The Yankees have not made a World Series since I was just starting college in 2009, which is a neat fact I like to share with my Yankee fan friends when I get the chance, but that undersells how consistently good they’ve been. People will point to their large payroll, which obviously helps, but A) spending isn’t bad and B) they also are among the best in the league at identifying diamonds in the rough and making the most of them. Again, it pains me to admit it, but Brian Cashman is on the shortlist for best GMs in the game. They still have a core of Aaron Judge, Gleyber Torres, Giancarlo Stanton, Gio Urshela and Luke Voit in the lineup. Gerrit Cole is still on the shortlist of best pitchers in the game. Luis Severino will be back next year. Deivi Garcia looks like an up-and-coming stud in the rotation. And they still have the Yankees payroll. I hope as much as anyone that their postseason woes continue, but it’s hard to see them not being in the postseason picture every year for the foreseeable future.
Those two were givens coming into this year, but Toronto was seen as a team that had a bright future that weren’t quite there. Yes, they were aided by an expanded playoff field but they arrived in October this year. And, I probably don’t have to say it but Red Sox fans don’t really have a leg to stand on if you’re going to use the expanded playoff field argument. Anyway, the Blue Jays still aren’t complete, but they have a core on offense of Bo Bichette, Vladimir Guerrero Jr. and Cavan Biggio. Lourdes Gurriel is very underrated. Teoscar Hernandez suddenly became an elite power hitter. Rowdy Tellez is Barry Bonds 19 days a year against the Red sox. While they need pitching, Hyun-Jin Ryu will be a short-term solution at the top of their rotation and Nate Pearson showed what he can do for their future. This postseason run was the beginning for Toronto, not a blip.
Now, you say to yourself, confused as to why you’re suddenly bringing your inner monologue to the external world, at least there’s the Orioles to beat up on! And to you I say, maybe for a little bit! The Orioles clearly have the farthest to go in this division and the Red Sox should still very much be ahead of them in 2021, but their future is brightening. This year, Anthony Santander was legitimately awesome before he got hurt. Ryan Mountcastle came up and showed his bat plays up here. Adley Rutschman, the former number one overall pick, isn’t far away. Trey Mancini should be back next year. Don’t get me wrong. They still have a long way to go, but at the very least they aren’t going to be total punching bags in the near future, and longer term they are trending in the right direction.
I’m not going to sit here and tell you where the Red Sox stand in this hierarchy either short-term or long. We have no idea what rosters will look like next year. I’m also not going to use this as an excuse for them to take a longer time building back up. That will be the argument from some, and there’s some logic to it. Teams are good now, so take an extra year or two to really get it right and hope the good teams decline.

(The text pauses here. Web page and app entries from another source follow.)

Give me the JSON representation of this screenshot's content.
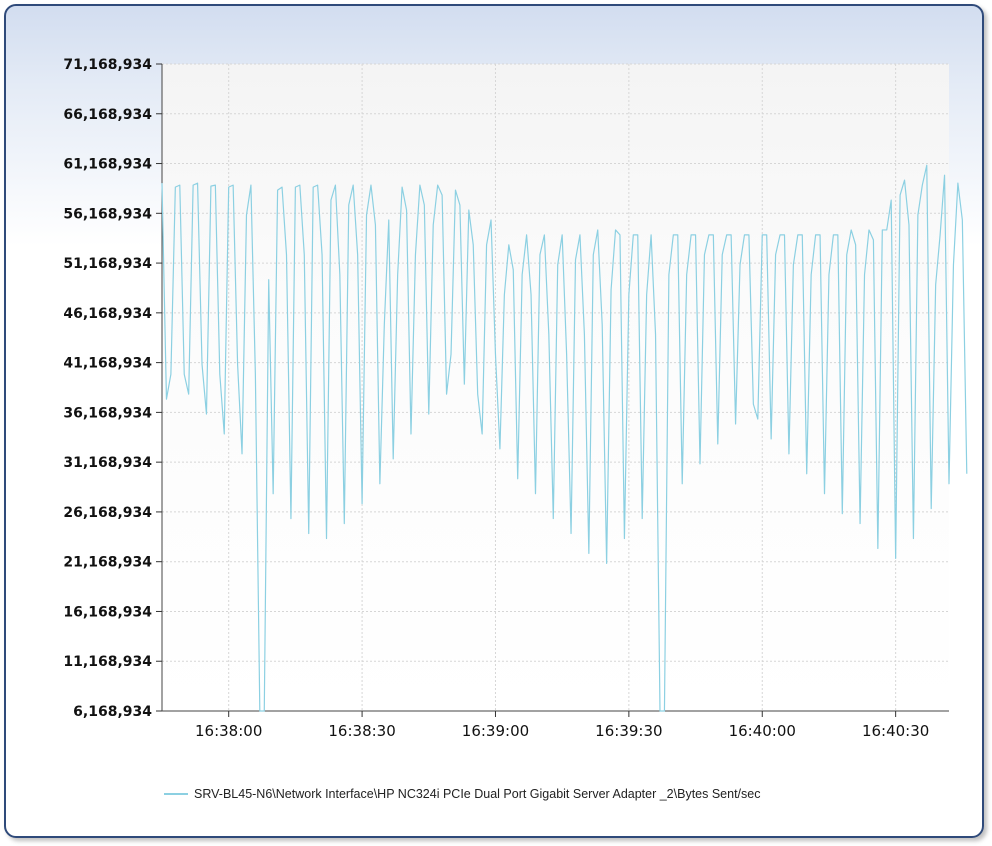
{
  "chart_data": {
    "type": "line",
    "title": "",
    "xlabel": "",
    "ylabel": "",
    "ylim": [
      6168934,
      71168934
    ],
    "y_ticks": [
      "6,168,934",
      "11,168,934",
      "16,168,934",
      "21,168,934",
      "26,168,934",
      "31,168,934",
      "36,168,934",
      "41,168,934",
      "46,168,934",
      "51,168,934",
      "56,168,934",
      "61,168,934",
      "66,168,934",
      "71,168,934"
    ],
    "x_ticks": [
      "16:38:00",
      "16:38:30",
      "16:39:00",
      "16:39:30",
      "16:40:00",
      "16:40:30"
    ],
    "xlim": [
      "16:37:45",
      "16:40:42"
    ],
    "grid": true,
    "legend_position": "bottom",
    "color": "#8cd0e2",
    "series": [
      {
        "name": "SRV-BL45-N6\\Network Interface\\HP NC324i PCIe Dual Port Gigabit Server Adapter _2\\Bytes Sent/sec",
        "x_start": "16:37:45",
        "x_step_seconds": 1,
        "values": [
          59200000,
          37500000,
          40000000,
          58800000,
          59000000,
          40000000,
          38000000,
          59000000,
          59200000,
          41000000,
          36000000,
          58900000,
          59000000,
          40000000,
          34000000,
          58800000,
          59000000,
          41000000,
          32000000,
          56000000,
          59000000,
          40000000,
          6168934,
          6168934,
          49500000,
          28000000,
          58500000,
          58800000,
          52000000,
          25500000,
          58800000,
          59000000,
          52000000,
          24000000,
          58800000,
          59000000,
          52000000,
          23500000,
          57500000,
          59000000,
          50000000,
          25000000,
          57000000,
          59000000,
          52000000,
          27000000,
          56000000,
          59000000,
          55000000,
          29000000,
          45000000,
          55500000,
          31500000,
          50000000,
          58800000,
          56500000,
          34000000,
          52000000,
          59000000,
          57000000,
          36000000,
          55000000,
          59000000,
          58000000,
          38000000,
          42000000,
          58500000,
          57000000,
          39000000,
          56500000,
          53000000,
          38000000,
          34000000,
          53000000,
          55500000,
          42000000,
          32500000,
          48000000,
          53000000,
          50500000,
          29500000,
          50000000,
          54000000,
          48000000,
          28000000,
          52000000,
          54000000,
          44000000,
          25500000,
          51000000,
          54000000,
          42000000,
          24000000,
          51500000,
          54000000,
          44000000,
          22000000,
          52000000,
          54500000,
          45000000,
          21000000,
          48500000,
          54500000,
          54000000,
          23500000,
          48000000,
          54000000,
          54000000,
          25500000,
          48000000,
          54000000,
          44000000,
          6168934,
          6168934,
          50000000,
          54000000,
          54000000,
          29000000,
          50000000,
          54000000,
          54000000,
          31000000,
          52000000,
          54000000,
          54000000,
          33000000,
          52000000,
          54000000,
          54000000,
          35000000,
          51000000,
          54000000,
          54000000,
          37000000,
          35500000,
          54000000,
          54000000,
          33500000,
          52000000,
          54000000,
          54000000,
          32000000,
          51000000,
          54000000,
          54000000,
          30000000,
          50000000,
          54000000,
          54000000,
          28000000,
          50000000,
          54000000,
          54000000,
          26000000,
          52000000,
          54500000,
          53000000,
          25000000,
          50000000,
          54500000,
          53500000,
          22500000,
          54500000,
          54500000,
          57500000,
          21500000,
          58000000,
          59500000,
          55000000,
          23500000,
          56000000,
          59000000,
          61000000,
          26500000,
          49000000,
          54000000,
          60000000,
          29000000,
          51000000,
          59200000,
          55500000,
          30000000
        ]
      }
    ]
  }
}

I’m not about that life. They should be trying to win, and win as many games as possible every single season. The reason I point out the division is not to throw my hands up, but rather set the stage for the challenge ahead. It’s going to be even more difficult than it had been in the past to squeeze their way to the top of this division. That’s a challenge, and the front office has to be up for it beginning as soon as transactions start back up following the World Series.